NRAS
Available structures
PDBOrtholog search: PDBe RCSB
Identifiers
AliasesNRAS, ALPS4, CMNS, N-ras, NCMS, NRAS1, NS6, Neuroblastoma RAS viral oncogene homolog, NRAS proto-oncogene, GTPase
External IDsOMIM: 164790 MGI: 97376 HomoloGene: 55661 GeneCards: NRAS
Orthologs
SpeciesHumanMouse
Entrez
Ensembl
UniProt
RefSeq (mRNA)

NM_002524

NM_010937
NM_001368638

RefSeq (protein)

NP_002515

n/a

Location (UCSC)Chr 1: 114.7 – 114.72 MbChr 3: 103.06 – 103.07 Mb
PubMed search[3][4]
Wikidata
View/Edit HumanView/Edit Mouse

NRAS is an enzyme that in humans is encoded by the NRAS gene. It was discovered by a small team of researchers led by Robin Weiss at the Institute of Cancer Research in London.[5][6] It was the third RAS gene to be discovered, and was named NRAS, for its initial identification in human neuroblastoma cells.

Function

The N-ras proto-oncogene is a member of the Ras gene family. It is mapped on chromosome 1, and it is activated in HL60, a promyelocytic leukemia line. The order of nearby genes is as follows: cen—CD2—NGFB—NRAS—tel.

The mammalian Ras gene family consists of the Harvey and Kirsten Ras genes (HRAS and KRAS), an inactive pseudogene of each (c-Hras2 and c-Kras1) and the N-Ras gene. They differ significantly only in the C-terminal 40 amino acids. These Ras genes have GTP/GDP binding and GTPase activity, and their normal function may be as G-like regulatory proteins involved in the normal control of cell growth.

The N-Ras gene specifies two main transcripts of 2 kb and 4.3 kb. The difference between the two transcripts is a simple extension through the termination site of the 2 kb transcript. The N-Ras gene consists of seven exons (-I, I, II, III, IV, V, VI). The smaller 2 kb transcript contains the VIa exon, and the larger 4.3 kb transcript contains the VIb exon which is just a longer form of the VIa exon. Both transcripts encode identical proteins as they differ only the 3′ untranslated region.[7]

Mutations

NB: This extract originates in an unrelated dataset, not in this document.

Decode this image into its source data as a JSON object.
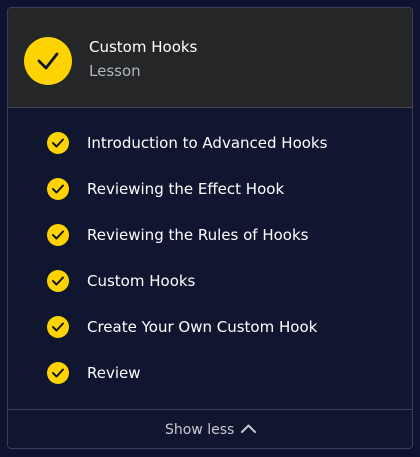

Mutations which change amino acid residues 12, 13 or 61 activate the potential of N-ras to transform cultured cells and are implicated in a variety of human tumors[7] e.g. melanoma.

As a drug target

Binimetinib (MEK162) has had a phase III clinical trial for NRAS Q61 mutant melanoma.[8]

References

  1. ^ a b c GRCh38: Ensembl release 89: ENSG00000213281 - Ensembl, May 2017
  2. ^ a b c GRCm38: Ensembl release 89: ENSMUSG00000027852 - Ensembl, May 2017
  3. ^ "Human PubMed Reference:". National Center for Biotechnology Information, U.S. National Library of Medicine.
  4. ^ "Mouse PubMed Reference:". National Center for Biotechnology Information, U.S. National Library of Medicine.
  5. ^ Marshall CJ, Hall A, Weiss RA (September 1982). "A transforming gene present in human sarcoma cell lines". Nature. 299 (5879): 171–3. Bibcode:1982Natur.299..171M. doi:10.1038/299171a0. PMID 6287287. S2CID 4342747.
  6. ^ Shimizu K, Goldfarb M, Perucho M, Wigler M (January 1983). "Isolation and preliminary characterization of the transforming gene of a human neuroblastoma cell line". PNAS. 80 (2): 383–7. Bibcode:1983PNAS...80..383S. doi:10.1073/pnas.80.2.383. PMC 393381. PMID 6300838.
  7. ^ a b "Entrez Gene: NRAS neuroblastoma RAS viral (v-ras) oncogene homolog".
  8. ^ Study Comparing the Efficacy of MEK162 Versus Dacarbazine in Unresectable or Metastatic NRAS Mutation-positive Melanoma

Further reading